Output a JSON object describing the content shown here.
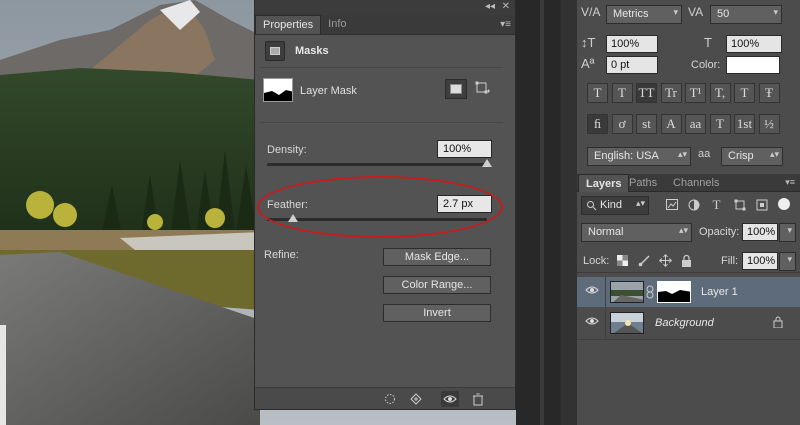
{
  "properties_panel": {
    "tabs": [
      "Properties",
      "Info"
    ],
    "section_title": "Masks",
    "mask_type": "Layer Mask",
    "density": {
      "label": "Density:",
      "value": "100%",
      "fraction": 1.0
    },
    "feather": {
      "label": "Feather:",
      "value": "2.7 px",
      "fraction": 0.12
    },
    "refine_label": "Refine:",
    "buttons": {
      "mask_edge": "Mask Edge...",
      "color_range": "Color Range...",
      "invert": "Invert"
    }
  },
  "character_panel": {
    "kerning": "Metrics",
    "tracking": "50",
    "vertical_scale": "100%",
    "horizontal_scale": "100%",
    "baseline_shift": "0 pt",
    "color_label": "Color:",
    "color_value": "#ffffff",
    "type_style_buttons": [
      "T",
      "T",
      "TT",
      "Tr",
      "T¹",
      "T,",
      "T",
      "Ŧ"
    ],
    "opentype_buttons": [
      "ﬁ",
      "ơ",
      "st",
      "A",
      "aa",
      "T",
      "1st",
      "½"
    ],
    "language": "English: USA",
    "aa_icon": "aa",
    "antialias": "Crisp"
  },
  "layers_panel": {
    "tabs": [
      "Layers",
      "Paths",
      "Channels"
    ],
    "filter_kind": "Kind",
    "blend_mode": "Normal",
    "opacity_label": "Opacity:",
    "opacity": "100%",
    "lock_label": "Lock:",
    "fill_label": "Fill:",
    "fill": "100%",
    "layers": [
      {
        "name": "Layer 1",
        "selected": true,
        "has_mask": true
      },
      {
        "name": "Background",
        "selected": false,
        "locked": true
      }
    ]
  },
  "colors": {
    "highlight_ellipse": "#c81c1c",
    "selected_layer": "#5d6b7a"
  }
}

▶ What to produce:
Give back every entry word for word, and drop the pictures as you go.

▶ Your solution:
Output a JSON object describing the content shown here.
{
  "properties_panel": {
    "tabs": [
      "Properties",
      "Info"
    ],
    "section_title": "Masks",
    "mask_type": "Layer Mask",
    "density": {
      "label": "Density:",
      "value": "100%",
      "fraction": 1.0
    },
    "feather": {
      "label": "Feather:",
      "value": "2.7 px",
      "fraction": 0.12
    },
    "refine_label": "Refine:",
    "buttons": {
      "mask_edge": "Mask Edge...",
      "color_range": "Color Range...",
      "invert": "Invert"
    }
  },
  "character_panel": {
    "kerning": "Metrics",
    "tracking": "50",
    "vertical_scale": "100%",
    "horizontal_scale": "100%",
    "baseline_shift": "0 pt",
    "color_label": "Color:",
    "color_value": "#ffffff",
    "type_style_buttons": [
      "T",
      "T",
      "TT",
      "Tr",
      "T¹",
      "T,",
      "T",
      "Ŧ"
    ],
    "opentype_buttons": [
      "ﬁ",
      "ơ",
      "st",
      "A",
      "aa",
      "T",
      "1st",
      "½"
    ],
    "language": "English: USA",
    "aa_icon": "aa",
    "antialias": "Crisp"
  },
  "layers_panel": {
    "tabs": [
      "Layers",
      "Paths",
      "Channels"
    ],
    "filter_kind": "Kind",
    "blend_mode": "Normal",
    "opacity_label": "Opacity:",
    "opacity": "100%",
    "lock_label": "Lock:",
    "fill_label": "Fill:",
    "fill": "100%",
    "layers": [
      {
        "name": "Layer 1",
        "selected": true,
        "has_mask": true
      },
      {
        "name": "Background",
        "selected": false,
        "locked": true
      }
    ]
  },
  "colors": {
    "highlight_ellipse": "#c81c1c",
    "selected_layer": "#5d6b7a"
  }
}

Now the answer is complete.